Irish food scene unexpected, offers diverse options

DUBLIN –– Narrow streets are lined with traditional Irish pubs, each with Guinness on tap and fish ‘n’ chips in the fryer. With St. Patrick’s Day just days away, shamrock-clad tourists spill out of classic spots like the famous Temple Bar and O’Donoghue’s Pub.

It’s a stereotypical portrait of Dublin, and in many ways it’s not far off. But scratch the surface of traditional Irish fare and there is a diverse and sprawling food scene across Ireland, one that often takes the cues from classic Irish staples.

In Stephen’s Green neighborhood of Dublin, Cornucopia is nestled quietly on a street lined with busy bars and shops. Stepping inside the midsize restaurant is reminiscent of a grandmother’s kitchen, decorated with floral wallpaper and little wooden tables. But Cornucopia is best known for their entirely vegetarian menu that also features a generous amount of gluten-free and vegan options.

Their vegan shepherd’s pie was a cozy and guilt-free update on a classic Irish meal. In many ways Cornucopia is emblematic of Ireland’s food scene, which takes traditional Irish food –– potatoes, cheeses and bread –– and reimagines them.

The Big Blue Bus, an open-air beer garden, sells pizza out of a converted double-decker bus. The space feels utilitarian, pragmatic and, well, cool. Hipsters lounge in the garden, drinking local craft beers and smoking cigarettes. If you want to get a spot on the top of the bus, book it in advance.

In the downtown Temple Bar district, The Porterhouse, which calls itself Ireland’s first brewpub, offers a variety of stouts, ales and lagers. The brewery opened in 1996 when Guinness, whose massive facility sits right across the river, dominated the Irish Stout market. One of their beers, the Oyster Stout, is brewed with fresh oysters –– not immediately discernible but gives a Guinness-esque beer a smoother, sweeter finish.
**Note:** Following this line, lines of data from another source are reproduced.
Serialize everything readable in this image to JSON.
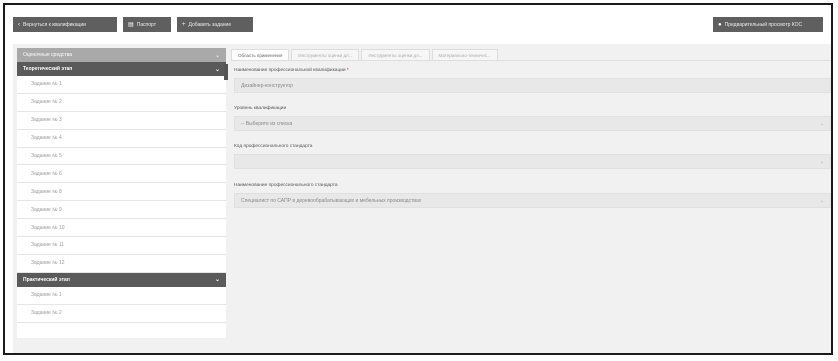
{
  "toolbar": {
    "back_label": "Вернуться к квалификации",
    "passport_label": "Паспорт",
    "add_task_label": "Добавить задание",
    "preview_label": "Предварительный просмотр КОС"
  },
  "sidebar": {
    "header": "Оценочные средства",
    "stages": [
      {
        "title": "Теоретический этап",
        "items": [
          "Задание № 1",
          "Задание № 2",
          "Задание № 3",
          "Задание № 4",
          "Задание № 5",
          "Задание № 6",
          "Задание № 8",
          "Задание № 9",
          "Задание № 10",
          "Задание № 11",
          "Задание № 12"
        ]
      },
      {
        "title": "Практический этап",
        "items": [
          "Задание № 1",
          "Задание № 2"
        ]
      }
    ]
  },
  "tabs": [
    "Область применения",
    "Инструменты оценки дл...",
    "Инструменты оценки дл...",
    "Материально-техничес..."
  ],
  "form": {
    "qual_name_label": "Наименование профессиональной квалификации",
    "required_mark": "*",
    "qual_name_value": "Дизайнер-конструктор",
    "level_label": "Уровень квалификации",
    "level_value": "-- Выберите из списка",
    "std_code_label": "Код профессионального стандарта",
    "std_code_value": "",
    "std_name_label": "Наименование профессионального стандарта",
    "std_name_value": "Специалист по САПР в деревообрабатывающих и мебельных производствах"
  }
}
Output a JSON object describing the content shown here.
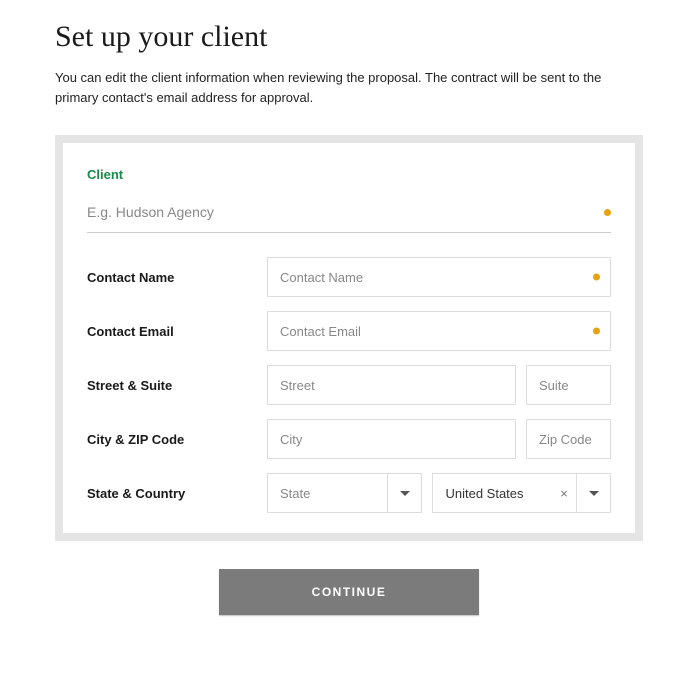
{
  "header": {
    "title": "Set up your client",
    "subtitle": "You can edit the client information when reviewing the proposal. The contract will be sent to the primary contact's email address for approval."
  },
  "form": {
    "section_label": "Client",
    "client_placeholder": "E.g. Hudson Agency",
    "fields": {
      "contact_name": {
        "label": "Contact Name",
        "placeholder": "Contact Name"
      },
      "contact_email": {
        "label": "Contact Email",
        "placeholder": "Contact Email"
      },
      "street_suite": {
        "label": "Street & Suite",
        "street_placeholder": "Street",
        "suite_placeholder": "Suite"
      },
      "city_zip": {
        "label": "City & ZIP Code",
        "city_placeholder": "City",
        "zip_placeholder": "Zip Code"
      },
      "state_country": {
        "label": "State & Country",
        "state_placeholder": "State",
        "country_value": "United States"
      }
    }
  },
  "actions": {
    "continue_label": "CONTINUE"
  }
}
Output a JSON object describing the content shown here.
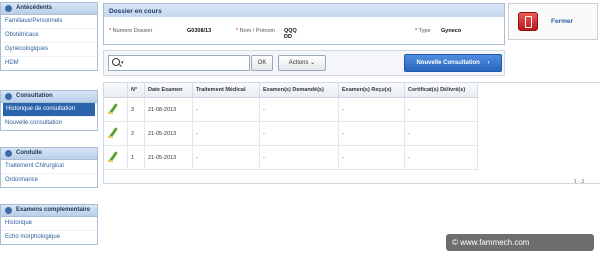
{
  "sidebar": {
    "panels": [
      {
        "title": "Antécédents",
        "items": [
          "Familiaux/Personnels",
          "Obstétricaux",
          "Gynécologiques",
          "HDM"
        ]
      },
      {
        "title": "Consultation",
        "items": [
          "Historique de consultation",
          "Nouvelle consultation"
        ],
        "active": "Historique de consultation"
      },
      {
        "title": "Conduite",
        "items": [
          "Traitement Chirurgical",
          "Ordonnance"
        ]
      },
      {
        "title": "Examens complementaire",
        "items": [
          "Historique",
          "Echo morphologique"
        ]
      }
    ]
  },
  "dossier": {
    "title": "Dossier en cours",
    "fields": [
      {
        "required": "*",
        "label": "Numero Dossier",
        "value": "G0308/13"
      },
      {
        "required": "*",
        "label": "Nom / Prénom",
        "value": "QQQ DD"
      },
      {
        "required": "*",
        "label": "Type",
        "value": "Gyneco"
      }
    ]
  },
  "fermer": {
    "label": "Fermer",
    "icon": "exit-door-icon"
  },
  "toolbar": {
    "search_value": "",
    "ok_label": "OK",
    "actions_label": "Actions",
    "new_label": "Nouvelle Consultation"
  },
  "table": {
    "headers": [
      "",
      "N°",
      "Date Examen",
      "Traitement Médical",
      "Examen(s) Demandé(s)",
      "Examen(s) Reçu(s)",
      "Certificat(s) Délivré(s)"
    ],
    "rows": [
      {
        "n": "3",
        "date": "21-08-2013",
        "traitement": "-",
        "demandes": "-",
        "recus": "-",
        "certificats": "-"
      },
      {
        "n": "2",
        "date": "21-05-2013",
        "traitement": "-",
        "demandes": "-",
        "recus": "-",
        "certificats": "-"
      },
      {
        "n": "1",
        "date": "21-05-2013",
        "traitement": "-",
        "demandes": "-",
        "recus": "-",
        "certificats": "-"
      }
    ],
    "pager": "1 - 3"
  },
  "watermark": "© www.fammech.com",
  "colors": {
    "accent": "#2c63ad",
    "header_bg": "#c3d6ee",
    "button_blue": "#2866bf",
    "required": "#cc0000"
  }
}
But no number of hip and trendy places could stop us from indulging in more than a few orders of fish ‘n’ chips.